#### Requirement
Gather all lines in the entries below that include the word "smiley".

#### Dataset extract

* * *

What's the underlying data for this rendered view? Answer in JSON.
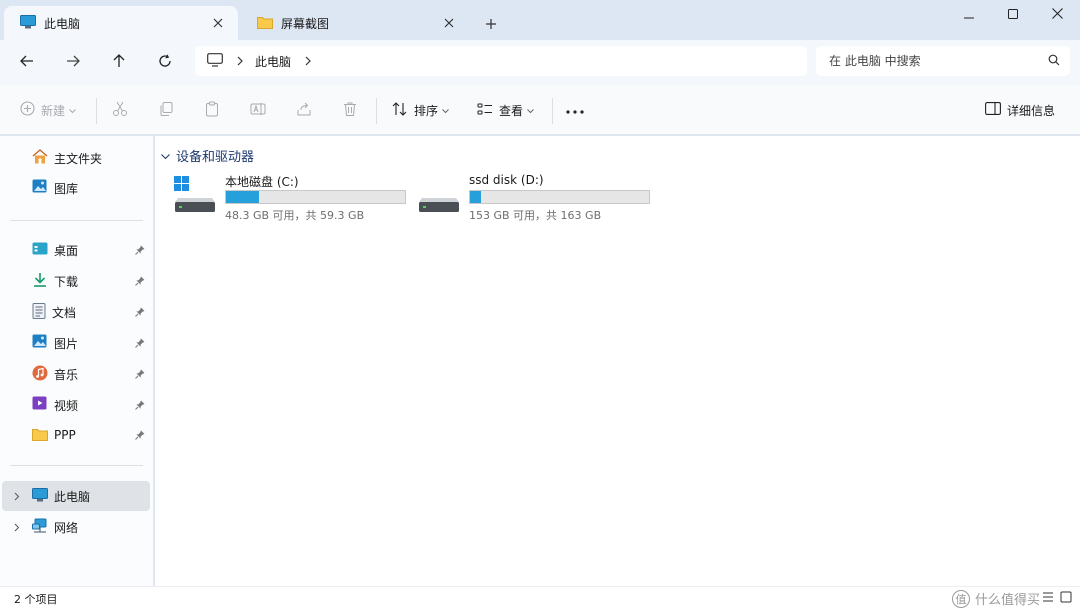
{
  "colors": {
    "accent": "#26a0da",
    "tabbar_bg": "#dde7f3",
    "group_header": "#1e3a6e"
  },
  "tabs": [
    {
      "label": "此电脑",
      "icon": "monitor-icon",
      "active": true
    },
    {
      "label": "屏幕截图",
      "icon": "folder-icon",
      "active": false
    }
  ],
  "window_controls": {
    "minimize": "minimize-icon",
    "maximize": "maximize-icon",
    "close": "close-icon"
  },
  "address": {
    "crumbs": [
      "此电脑"
    ],
    "search_placeholder": "在 此电脑 中搜索"
  },
  "commands": {
    "new": "新建",
    "sort": "排序",
    "view": "查看",
    "details": "详细信息"
  },
  "sidebar": {
    "top": [
      {
        "label": "主文件夹",
        "icon": "home-icon"
      },
      {
        "label": "图库",
        "icon": "gallery-icon"
      }
    ],
    "pinned": [
      {
        "label": "桌面",
        "icon": "desktop-icon"
      },
      {
        "label": "下载",
        "icon": "download-icon"
      },
      {
        "label": "文档",
        "icon": "document-icon"
      },
      {
        "label": "图片",
        "icon": "pictures-icon"
      },
      {
        "label": "音乐",
        "icon": "music-icon"
      },
      {
        "label": "视频",
        "icon": "video-icon"
      },
      {
        "label": "PPP",
        "icon": "folder-icon"
      }
    ],
    "bottom": [
      {
        "label": "此电脑",
        "icon": "monitor-icon",
        "selected": true
      },
      {
        "label": "网络",
        "icon": "network-icon",
        "selected": false
      }
    ]
  },
  "content": {
    "group_label": "设备和驱动器",
    "drives": [
      {
        "name": "本地磁盘 (C:)",
        "free_text": "48.3 GB 可用，共 59.3 GB",
        "used_fraction": 0.186
      },
      {
        "name": "ssd disk (D:)",
        "free_text": "153 GB 可用，共 163 GB",
        "used_fraction": 0.061
      }
    ]
  },
  "status": {
    "item_count": "2 个项目"
  },
  "watermark": {
    "badge": "值",
    "text": "什么值得买"
  }
}
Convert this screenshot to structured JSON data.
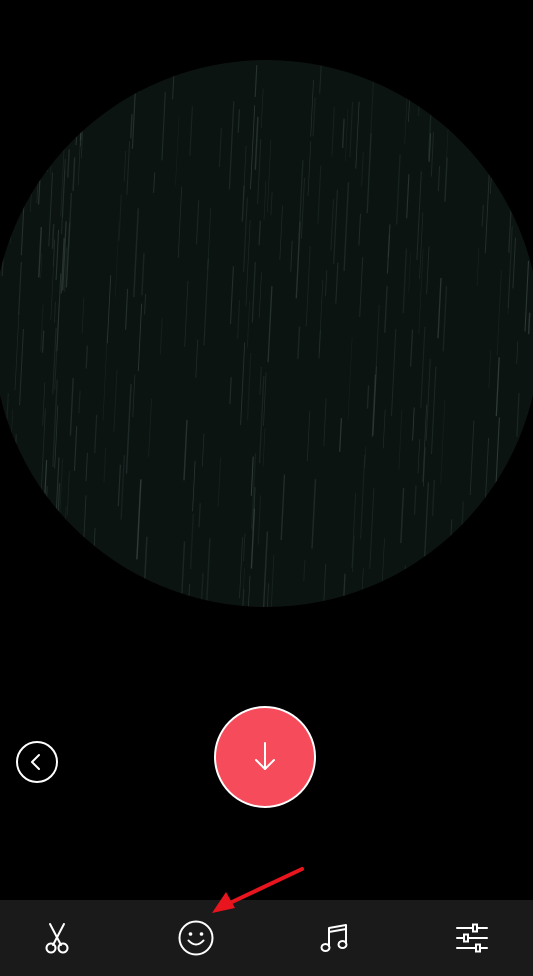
{
  "screen": {
    "background_color": "#000000"
  },
  "preview": {
    "texture": "dark-green-rain-streaks",
    "color": "#0c1412"
  },
  "controls": {
    "back_icon": "chevron-left-icon",
    "download_icon": "arrow-down-icon",
    "download_color": "#f54b5a"
  },
  "toolbar": {
    "background_color": "#1a1a1a",
    "tools": [
      {
        "id": "trim",
        "icon": "scissors-icon"
      },
      {
        "id": "sticker",
        "icon": "smiley-icon"
      },
      {
        "id": "music",
        "icon": "music-note-icon"
      },
      {
        "id": "adjust",
        "icon": "sliders-icon"
      }
    ]
  },
  "annotation": {
    "type": "arrow",
    "color": "#e8141e",
    "target": "smiley-icon"
  }
}
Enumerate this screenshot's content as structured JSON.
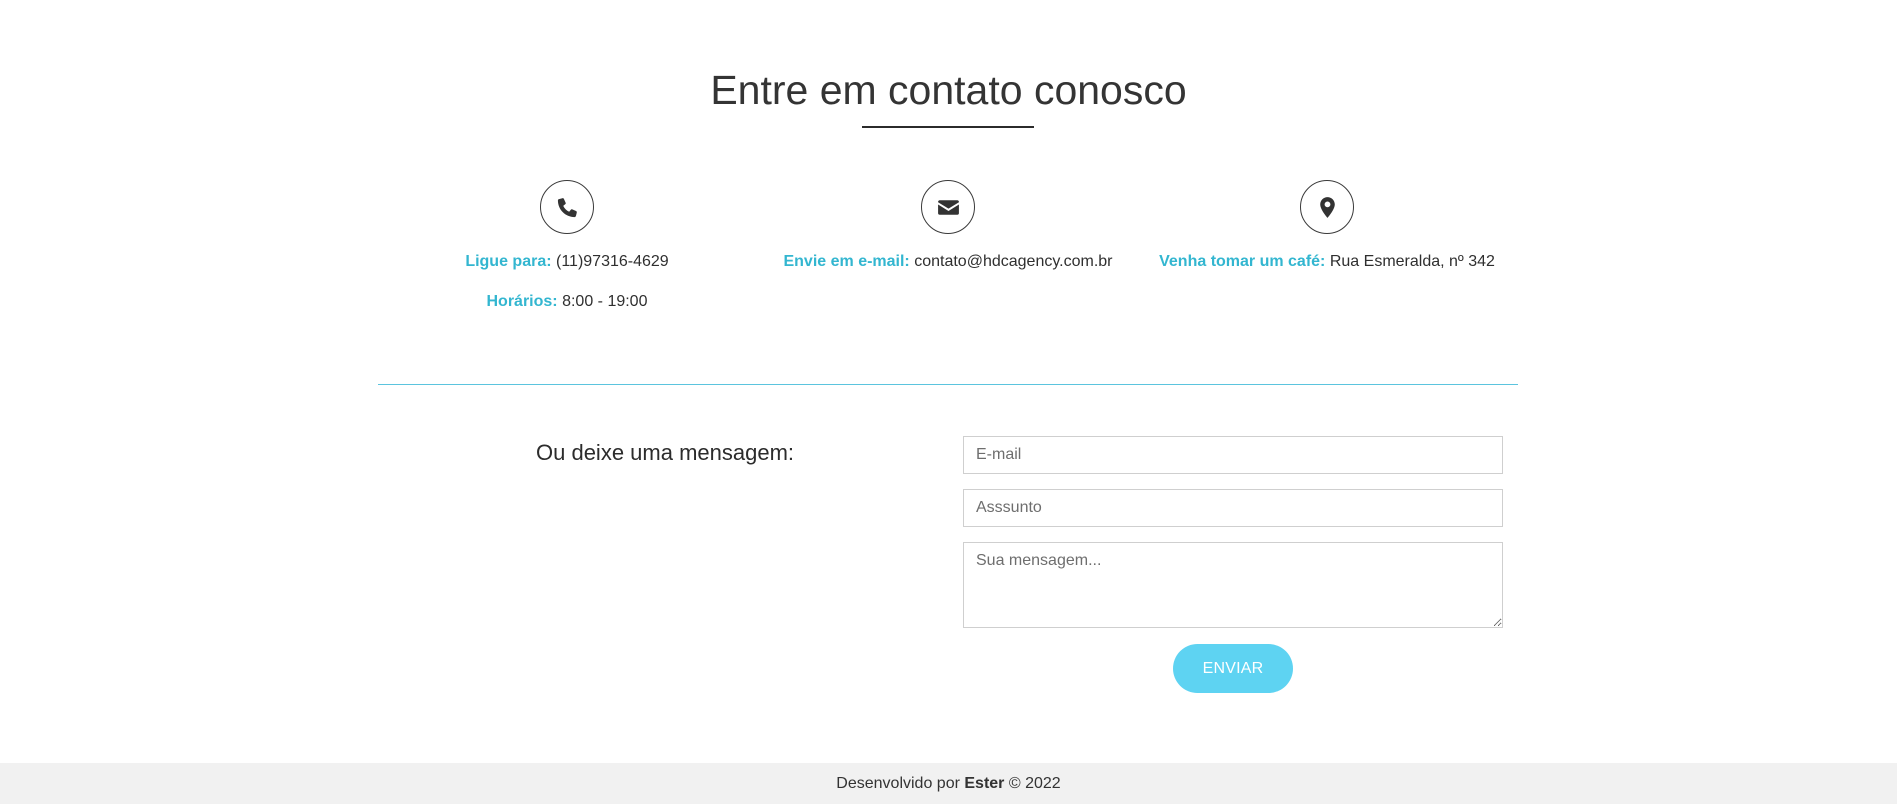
{
  "section": {
    "title": "Entre em contato conosco"
  },
  "contact_info": {
    "phone": {
      "icon": "phone-icon",
      "label": "Ligue para:",
      "value": "(11)97316-4629",
      "hours_label": "Horários:",
      "hours_value": "8:00 - 19:00"
    },
    "email": {
      "icon": "envelope-icon",
      "label": "Envie em e-mail:",
      "value": "contato@hdcagency.com.br"
    },
    "address": {
      "icon": "map-marker-icon",
      "label": "Venha tomar um café:",
      "value": "Rua Esmeralda, nº 342"
    }
  },
  "form": {
    "prompt": "Ou deixe uma mensagem:",
    "email_placeholder": "E-mail",
    "subject_placeholder": "Asssunto",
    "message_placeholder": "Sua mensagem...",
    "submit_label": "ENVIAR"
  },
  "footer": {
    "prefix": "Desenvolvido por",
    "author": "Ester",
    "suffix": "© 2022"
  },
  "colors": {
    "accent": "#33b6d0",
    "button": "#5ed3f2",
    "divider": "#5bc4de",
    "footer_bg": "#f1f1f1"
  }
}
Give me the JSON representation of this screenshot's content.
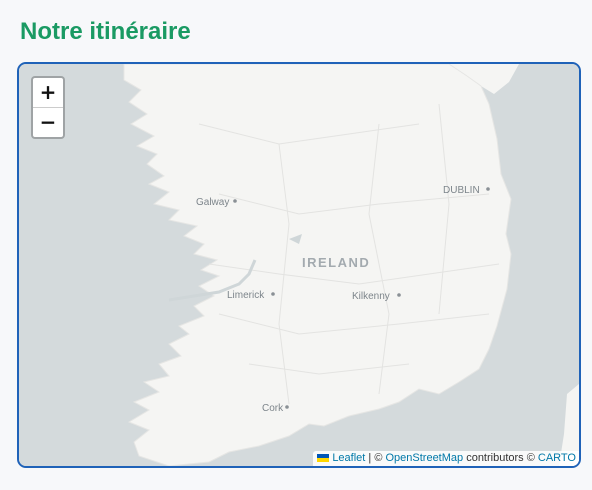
{
  "title": "Notre itinéraire",
  "map": {
    "zoom_in": "+",
    "zoom_out": "−",
    "country_label": "IRELAND",
    "cities": {
      "galway": "Galway",
      "dublin": "DUBLIN",
      "limerick": "Limerick",
      "kilkenny": "Kilkenny",
      "cork": "Cork"
    },
    "attribution": {
      "leaflet": "Leaflet",
      "sep": " | © ",
      "osm": "OpenStreetMap",
      "contrib": " contributors © ",
      "carto": "CARTO"
    },
    "colors": {
      "sea": "#d4dadc",
      "land": "#f5f5f3",
      "title": "#1a9a63",
      "border": "#1f62b8"
    }
  }
}
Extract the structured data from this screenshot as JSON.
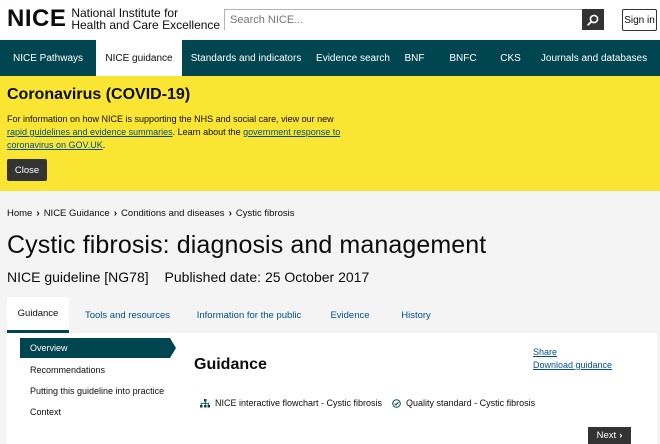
{
  "header": {
    "logo_short": "NICE",
    "logo_line1": "National Institute for",
    "logo_line2": "Health and Care Excellence",
    "search_placeholder": "Search NICE...",
    "signin_label": "Sign in"
  },
  "nav": {
    "items": [
      {
        "label": "NICE Pathways"
      },
      {
        "label": "NICE guidance"
      },
      {
        "label": "Standards and indicators"
      },
      {
        "label": "Evidence search"
      },
      {
        "label": "BNF"
      },
      {
        "label": "BNFC"
      },
      {
        "label": "CKS"
      },
      {
        "label": "Journals and databases"
      }
    ]
  },
  "banner": {
    "heading": "Coronavirus (COVID-19)",
    "text_1": "For information on how NICE is supporting the NHS and social care, view our new ",
    "link_1": "rapid guidelines and evidence summaries",
    "text_2": ". Learn about the ",
    "link_2": "government response to coronavirus on GOV.UK",
    "text_3": ".",
    "close_label": "Close"
  },
  "breadcrumb": [
    "Home",
    "NICE Guidance",
    "Conditions and diseases",
    "Cystic fibrosis"
  ],
  "page": {
    "title": "Cystic fibrosis: diagnosis and management",
    "guideline_ref": "NICE guideline [NG78]",
    "published": "Published date: 25 October 2017"
  },
  "tabs": [
    {
      "label": "Guidance"
    },
    {
      "label": "Tools and resources"
    },
    {
      "label": "Information for the public"
    },
    {
      "label": "Evidence"
    },
    {
      "label": "History"
    }
  ],
  "sidebar": {
    "items": [
      {
        "label": "Overview"
      },
      {
        "label": "Recommendations"
      },
      {
        "label": "Putting this guideline into practice"
      },
      {
        "label": "Context"
      }
    ]
  },
  "main": {
    "heading": "Guidance",
    "share": "Share",
    "download": "Download guidance",
    "related_1": "NICE interactive flowchart - Cystic fibrosis",
    "related_2": "Quality standard - Cystic fibrosis",
    "next_label": "Next"
  },
  "colors": {
    "nav_bg": "#004650",
    "banner_bg": "#fae632",
    "link": "#004f8c"
  }
}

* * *

#### Response for this exercise
        "icon": "smiley-icon"
    "target": "smiley-icon"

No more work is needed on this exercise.